The plastics industry is poised for change, and the direction it takes could determine the fate of our oceans and our climate.
The world is suddenly drowning in the raw material needed to make plastic: the byproducts of oil and gas. The fracking boom in the U.S. and the collapse in world oil demand (beginning with the COVID-19 pandemic but expected to accelerate as electric vehicle sales grow) has left fossil fuel suppliers chasing customers for their products.
The plastics industry (which also includes big players in the oil and gas industry) has made a big bet on where that oil and gas would go: plastics. Oil and gas companies have spent almost $90 billion just on new chemical manufacturing facilities linked to shale gas production in the U.S. in the last 10 years alone, with another 133 projects announced. And the industry is planning to spend another $400 billion in order to produce an additional 80 million metric tons of plastic each year.

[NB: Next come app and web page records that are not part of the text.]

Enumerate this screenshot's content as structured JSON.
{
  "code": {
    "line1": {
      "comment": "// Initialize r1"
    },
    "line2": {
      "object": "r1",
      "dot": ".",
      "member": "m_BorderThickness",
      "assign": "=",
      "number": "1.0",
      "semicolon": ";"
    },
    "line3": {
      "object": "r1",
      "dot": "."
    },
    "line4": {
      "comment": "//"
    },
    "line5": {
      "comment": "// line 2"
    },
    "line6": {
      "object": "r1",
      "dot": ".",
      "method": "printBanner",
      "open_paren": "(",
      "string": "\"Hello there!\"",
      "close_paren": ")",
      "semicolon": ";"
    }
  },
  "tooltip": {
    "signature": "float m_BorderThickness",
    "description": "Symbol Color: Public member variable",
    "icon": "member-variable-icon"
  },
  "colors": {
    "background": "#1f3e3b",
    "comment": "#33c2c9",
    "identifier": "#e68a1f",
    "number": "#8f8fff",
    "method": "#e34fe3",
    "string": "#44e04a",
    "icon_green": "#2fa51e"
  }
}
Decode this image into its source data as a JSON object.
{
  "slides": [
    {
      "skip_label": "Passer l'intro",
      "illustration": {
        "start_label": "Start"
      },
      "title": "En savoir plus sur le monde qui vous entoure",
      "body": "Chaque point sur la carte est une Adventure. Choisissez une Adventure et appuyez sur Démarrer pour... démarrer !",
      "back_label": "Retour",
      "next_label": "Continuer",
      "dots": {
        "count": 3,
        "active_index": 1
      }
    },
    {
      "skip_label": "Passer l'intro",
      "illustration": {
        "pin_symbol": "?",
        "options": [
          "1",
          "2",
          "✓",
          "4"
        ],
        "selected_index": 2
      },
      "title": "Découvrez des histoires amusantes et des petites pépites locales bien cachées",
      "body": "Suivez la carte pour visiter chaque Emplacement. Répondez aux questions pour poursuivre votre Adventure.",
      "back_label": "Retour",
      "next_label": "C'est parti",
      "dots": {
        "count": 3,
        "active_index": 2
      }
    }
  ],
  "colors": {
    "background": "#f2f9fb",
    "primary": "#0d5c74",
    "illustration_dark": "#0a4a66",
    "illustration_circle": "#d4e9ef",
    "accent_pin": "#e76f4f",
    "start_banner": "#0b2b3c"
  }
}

Their bet is that continuing to sell increasing volumes of plastic will allow for continued profits.
There’s just one problem: The world already has more plastic than it needs, wants or can handle. And the world is starting to push back.
There is a growing cultural shift against single-use plastics, with countries around the world and cities and states across the U.S. imposing restrictions or bans on plastics. Citizens and governments are learning that, while the plastics supply chain may run on cheap fossil fuels, the effects on society and the environment are expensive. A recent CarbonTracker report found that each metric ton of plastic produced imposes $1,000 in “externalities,” or damages to human health and the environment, the costs of which fall on the public. One thousand dollars is just about the sale value of a metric ton of plastic, meaning that all of the new packaging and single-use products made right now have almost no net value.
It’s become increasingly clear that it is not some insatiable public demand for plastic that is driving its rapidly increasing production. Rather, it is the result of petrochemical companies trying to offload their supply onto consumers who, often, would be perfectly happy with less of it.
In fact, there is a great opportunity to limit the plastic pollution that is putting our environment at risk. We can enact producer responsibility legislation that makes sure the companies that produce plastic pay to reclaim and reuse it. We can set standards for products and packaging that incentivize the use of recycled and recyclable materials and that make things easier to repair. And we can ban or limit the sale of the most wasteful single-use plastic items. All of these proposals have momentum at the local and state levels.
Yet one can be sure that with billions of dollars in investment and jobs in plastics manufacturing at stake, the plastics industry will be pushing to do just the opposite – to keep us hooked on plastic and paying the price for its disposal and impact on the environment. A global shift away from plastic would strand the assets and investments oil and gas companies have made in plastics manufacturing in recent years. The industry can be counted on to fight tooth and nail against efforts to limit waste, and to try to convince us all that we cannot live without the plastic bags, straws and foam containers that fill our trash cans and kill the wildlife in our oceans.
Of course, people would experience a difference in their daily lives if we stopped producing new plastic: the things we buy might be slightly more expensive, we may have to spend more time sorting our recycling, and there may not be wrapping or packaging or single-use bags available from stores. But ubiquitous single-use plastic is a relatively recent invention. We lived without it before, and could do so again. And our climate, our oceans and our precious and imperiled wildlife would benefit from us doing so.
The oil and gas industry is poised for its biggest change in decades as people around the world shift away from burning fossil fuels and towards renewable energy. By acting decisively, we can ensure that this change truly results in a cleaner environment.
Photo credit: @brian_yuri via Unsplash
Policy Analyst, Frontier Group
Bryn Huxley-Reicher is a policy analyst at Frontier Group focusing on issues related to clean energy and the new economy. He has a BA in applied mathematics focused in earth and planetary sciences from Harvard University.